So now we have decided not to understand, and to cut all ties of
sympathy to, Israel — and how did we ever have any sympathy for it in
the first place, the way some of our parents did back in 1948 or 1956 or
1967? How could they not have seen what the “Palestinian people” had to
endure? Hanan, Yasser, Said, Saeb, Aziz, Walid, Rashid, Mohammed — you
have won our hearts and minds. Take us, do with us what you will.
No one will mention what is happening or what kinds of things we must
begin to think about doing to save ourselves. No one of any decency.
And whatever Le Pen and Megret say, we must say the opposite (except, of
course, when they show their hostility to “the Jews”). Do not say those
things, do not think them. Free thought is all very well in theory, but
really — consider the consequences. Don’t dare to think outside that
box brimming with idées reçues. Défense de penser au dehors du box. No, everything will be all right as you stroll down the Avenue
Paule-Anne. Those Muslims will never be a match for us.
Why, just look
at those legionnaires marching à pas lent down the Champs-Elysées, think
of that string of desert victories. Inside our heads, it is 1930 and
over here is the Exposition coloniale. You remember, tu t’en souviens,
that painting by le Douanier Rousseau, don’t you, with the burnoosed
Arab standing next to the black Senegalese? I have it right, don’t I?
France will always be France. Nothing will ever change.
At a certain point, and despite everything that causes you not to see
what is staring you in the face, you realize that something has gone
irreparably wrong with your country, and you, and your children, are in
danger of losing that country, down to every village and house, qui
m’est une province et beaucoup davantage. And you do not know what to
do, or how to explain this feeling to others, or in whom to confide your
secret fears, or what can be done. It is so confusing, and so
upsetting. You cannot vote for Le Pen. You cannot endorse “cowboy” Bush
or those ridiculous Americans. You have no place to go.
And then you learn what Jacques Chirac — who now has a Muslim
grandchild himself — and Dominique de Villepin, do not wish you to
learn. For if you did, you might be very angry. You discover that 1 out
of every 3 babies born in France today is a Muslim baby. And that means,
in 20 years, one of every three 20-year-olds in France will be a Muslim
twenty-year-old. And that means, twenty years after that, at present
rates of reproduction, France will have a majority Muslim population.
Where shall we hide the statues from Marly-le-roi? And the Venus de
Milo? And what about all those paintings of animated life — all those

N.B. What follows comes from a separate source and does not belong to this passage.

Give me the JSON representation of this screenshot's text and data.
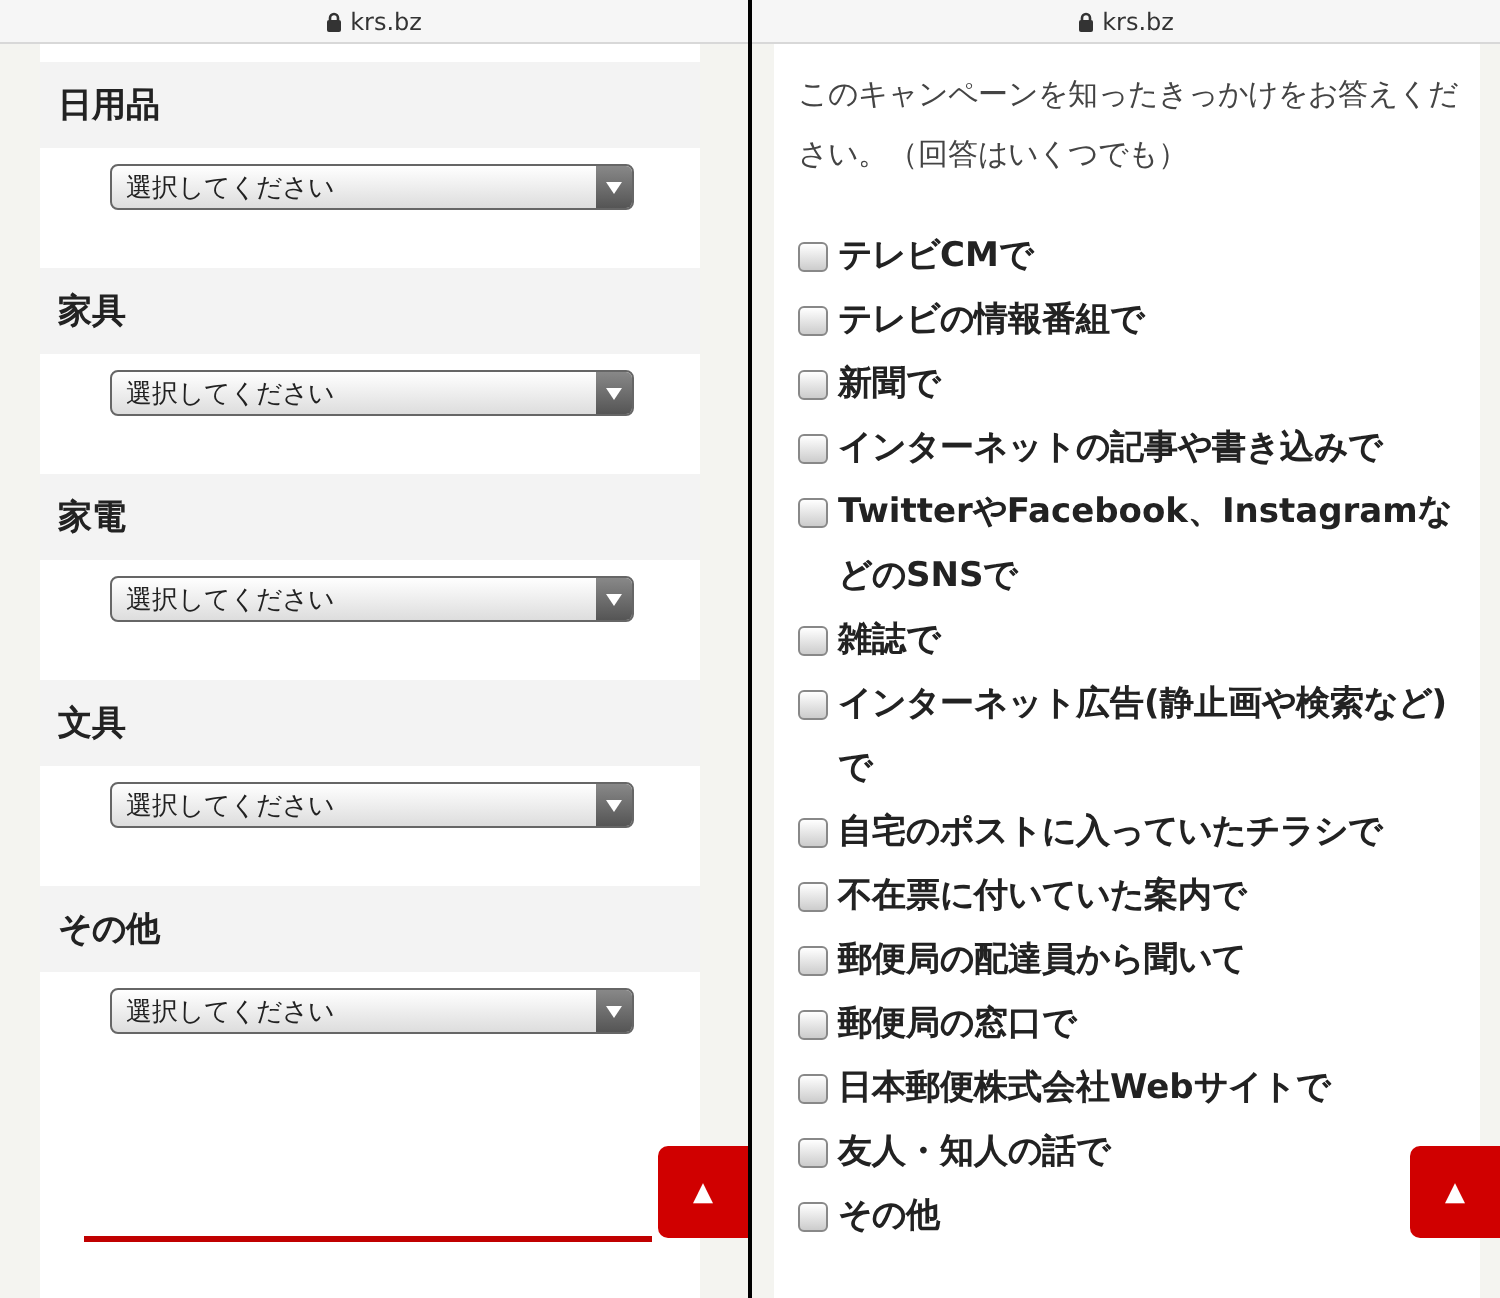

portraits in the Louvre, and the Grand Palais, and the Musée Guimet down
there in linden-lined Aix, and everywhere else in art-filled artful
France, mère des arts, des armes, et des loix — that are absolutely
forbidden according to the immutable strictures of the Qur’an. Should
they be sent for safekeeping to those Americans across the seas?
most of the Jews in France will have left, gone across the oceans for
their own safekeeping, to Israel or to English-speaking Canada (they
were worried about the Muslim population of Quebec, you see, which had
been allowed to grow under the Province of Quebec’s policy of
encouraging francophone immigrants, preferring North Africans to
potential immigrants from Italy, Greece, Spain), and above all, to
America. What luck those Americans have had. No more bequests to France
by the likes of the Rothschilds, or Nissim Camondo. No more Donations
from another Pierre Lévy. Enjoy the Kufic calligraphy; some find it
For the moment, you allow yourself to believe that something will
come up. Most likely, all those Muslims will simply convert. I mean,
they do that, don’t they, quite easily I’m told. Of course, why didn’t I
think of it, that is exactly what will happen. The situation is always
saved in time. Just like during the war. Nothing to worry about.